Oddly, in America it’s apparently not OK (see earlier note on what I mean by OK) to claim the body as the “site” of meaning-making that I am suggesting, unless I follow a very particular male philosophic trajectory, or, worse, a Christian master narrative in which women figure quite disappointingly. I mean jeeeeez. The two Marys? What promise! What radicalism! Alas, subsumed by the story of a pretty and charismatic man and a larger than life father. Perhaps that is part of the reason the pregnant and maternal body is relegated to the sphere of the domestic—where, as luck would have it, no form of epistemology of ontology is allowed to be born—EVEN THOUGH without Mary’s actual body, god is just another guy standing around with a dick in his hand.

Similarly, it is apparently not OK to circumvent the sexually exploitative representation of female bodies so characteristic of television and film by presenting it as a speech act—as an act of representation designed to tease forth the relationship between signifier and signified, or the ground upon which the story of a woman’s body and the image of a woman’s body are precisely articulated by and through a nudity not bound to poles—no pun intended—well maybe just a little—of not just signifier and signified, but also of capitalism and the buying and selling of women’s bodies as objects.

See Sut Jhally and Killing Us Softly 1, Killing Us Softly 2, 3, 4, etc…

Also, see Zizek on woman as father lately.

But maybe you think I’m full of shit. Maybe the boob and nip on the cover are simply recommitting the age-old Sex Sells paradigm. Putting aside for the moment that the publisher is being asked to cover it up in many cases, to answer that charge one must look seriously at the cover. I mean closely. I mean using critical thinking and close reading. Hold the book boob up to your face.

Jeez—not that close. Ew.

That body ain’t no airbrushed hot model’s body. That boob is not “man-made.” That nip isn’t quite right—and what’s not quite right about it is that it’s a real nipple.
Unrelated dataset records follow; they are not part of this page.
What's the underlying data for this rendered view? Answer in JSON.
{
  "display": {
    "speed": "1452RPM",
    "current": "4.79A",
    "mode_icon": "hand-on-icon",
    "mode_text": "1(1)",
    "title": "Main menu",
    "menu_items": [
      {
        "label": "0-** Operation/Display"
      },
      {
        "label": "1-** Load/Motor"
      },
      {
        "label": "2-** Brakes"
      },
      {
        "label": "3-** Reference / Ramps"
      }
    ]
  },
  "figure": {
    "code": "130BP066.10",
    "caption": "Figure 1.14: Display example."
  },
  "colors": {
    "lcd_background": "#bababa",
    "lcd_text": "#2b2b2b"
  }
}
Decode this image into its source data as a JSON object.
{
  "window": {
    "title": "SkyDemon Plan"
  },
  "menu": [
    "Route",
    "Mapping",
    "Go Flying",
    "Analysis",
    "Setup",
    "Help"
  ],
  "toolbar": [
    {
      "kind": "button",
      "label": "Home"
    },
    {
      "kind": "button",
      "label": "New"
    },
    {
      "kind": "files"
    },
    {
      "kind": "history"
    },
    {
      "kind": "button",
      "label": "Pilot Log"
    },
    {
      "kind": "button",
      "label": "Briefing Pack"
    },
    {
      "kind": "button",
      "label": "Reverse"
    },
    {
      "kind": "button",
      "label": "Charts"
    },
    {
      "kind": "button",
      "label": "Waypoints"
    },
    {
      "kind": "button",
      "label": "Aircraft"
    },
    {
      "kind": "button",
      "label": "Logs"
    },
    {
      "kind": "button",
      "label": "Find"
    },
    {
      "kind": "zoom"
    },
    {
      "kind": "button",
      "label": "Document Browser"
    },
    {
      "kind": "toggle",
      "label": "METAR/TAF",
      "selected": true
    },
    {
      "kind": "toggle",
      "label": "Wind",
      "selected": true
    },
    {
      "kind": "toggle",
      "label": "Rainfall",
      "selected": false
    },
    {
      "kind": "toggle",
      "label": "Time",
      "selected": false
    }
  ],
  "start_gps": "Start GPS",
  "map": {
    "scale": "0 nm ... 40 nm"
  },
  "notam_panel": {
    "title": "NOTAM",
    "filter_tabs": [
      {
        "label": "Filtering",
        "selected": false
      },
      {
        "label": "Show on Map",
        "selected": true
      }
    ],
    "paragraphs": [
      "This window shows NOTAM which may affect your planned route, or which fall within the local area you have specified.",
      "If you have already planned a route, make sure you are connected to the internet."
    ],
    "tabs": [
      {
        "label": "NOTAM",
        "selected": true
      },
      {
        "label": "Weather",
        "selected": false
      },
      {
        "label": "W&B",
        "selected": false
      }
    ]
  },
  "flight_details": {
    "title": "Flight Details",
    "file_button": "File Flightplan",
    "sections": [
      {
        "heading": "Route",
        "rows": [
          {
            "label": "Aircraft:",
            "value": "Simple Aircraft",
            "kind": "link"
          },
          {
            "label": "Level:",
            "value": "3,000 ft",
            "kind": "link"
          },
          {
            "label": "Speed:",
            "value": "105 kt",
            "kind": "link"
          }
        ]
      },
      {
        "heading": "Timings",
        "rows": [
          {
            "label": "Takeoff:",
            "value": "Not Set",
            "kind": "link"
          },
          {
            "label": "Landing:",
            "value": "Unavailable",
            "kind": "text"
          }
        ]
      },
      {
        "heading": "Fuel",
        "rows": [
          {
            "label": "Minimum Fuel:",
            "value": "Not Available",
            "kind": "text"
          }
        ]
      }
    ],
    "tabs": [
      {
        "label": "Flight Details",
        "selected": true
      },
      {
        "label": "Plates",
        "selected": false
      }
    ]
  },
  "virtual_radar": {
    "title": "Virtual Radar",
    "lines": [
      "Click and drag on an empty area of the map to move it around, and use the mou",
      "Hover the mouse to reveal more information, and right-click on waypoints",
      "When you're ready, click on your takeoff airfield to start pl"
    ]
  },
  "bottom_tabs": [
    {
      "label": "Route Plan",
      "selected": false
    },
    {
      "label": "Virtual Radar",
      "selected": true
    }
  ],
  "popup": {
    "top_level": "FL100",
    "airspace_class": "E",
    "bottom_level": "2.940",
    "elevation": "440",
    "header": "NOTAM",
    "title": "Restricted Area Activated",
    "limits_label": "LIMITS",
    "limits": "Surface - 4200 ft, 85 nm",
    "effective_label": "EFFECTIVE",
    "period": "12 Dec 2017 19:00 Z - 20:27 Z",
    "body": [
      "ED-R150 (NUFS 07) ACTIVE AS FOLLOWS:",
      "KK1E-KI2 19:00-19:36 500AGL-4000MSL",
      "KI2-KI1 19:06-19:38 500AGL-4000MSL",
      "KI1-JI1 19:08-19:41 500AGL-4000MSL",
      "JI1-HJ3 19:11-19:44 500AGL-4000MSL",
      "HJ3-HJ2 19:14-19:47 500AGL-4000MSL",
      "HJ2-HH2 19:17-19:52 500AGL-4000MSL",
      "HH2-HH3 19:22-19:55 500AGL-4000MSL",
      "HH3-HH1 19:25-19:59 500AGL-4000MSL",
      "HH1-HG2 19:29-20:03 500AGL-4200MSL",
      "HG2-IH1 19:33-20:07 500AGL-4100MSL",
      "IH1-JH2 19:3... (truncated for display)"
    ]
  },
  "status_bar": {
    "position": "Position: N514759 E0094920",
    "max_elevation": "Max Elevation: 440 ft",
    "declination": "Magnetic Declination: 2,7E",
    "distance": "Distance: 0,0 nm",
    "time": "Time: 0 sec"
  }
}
It sits how it sits, is sags a bit, there are imperfections all around it. Also, I have it on good authority that it’s the boob and nip of a woman closing in on fifty years old. If Hawthorne Books wanted to exploit a naked woman on the cover of my book to sell the hell out of it, they definitely should have hired a … you know, market-tested hottie.

But I admit that’s a little bit of a pot-shot answer.

A more serious answer is: this is what happens when you put the mode of representation, production and distribution in the hands of, well, smarty women. There is no silicone or push-up bra or tantalizing sexualization, fetishization, or ironic stance. There are freckles and saggages and discolorations.

The cover is showing you something about an ordinary woman’s body. Inside, the text is saying something about how an ordinary woman found a self by and through her own body. Between seeing and saying, a dialogic exists.

Yes, I mean that in the Bakhtinian sense.

The boob image, and even more gasp-worthy, the sexual explicitness of the story inside are in dialogue with all the images and stories that have come before. Other women, other women’s bodies, other boobs—boobs that have been endlessly suckled and fondled and kissed and made full or sagged or been riddled with cancer—mothers, sisters, daughters, lovers. Grandmothers even.

I’m going on and on about a boob.

But the thing is, it’s just not a boob in the way we are used to thinking about boob. Particularly in America. Look at it. Face off with it. And if you get tired, or cranky, or disturbed, or bored, just put that cool little charcoal cover with the aesthetically pleasing orange type back over it.

The difference between this boob and other boobs out there today? This boob is talking to you.

Lidia Yuknavitch is the nationally bestselling author of the novels The Book of Joan, The Small Backs of Children, and Dora: A Headcase, and the memoir The Chronology of Water. She lives in Portland, OR. More from this author →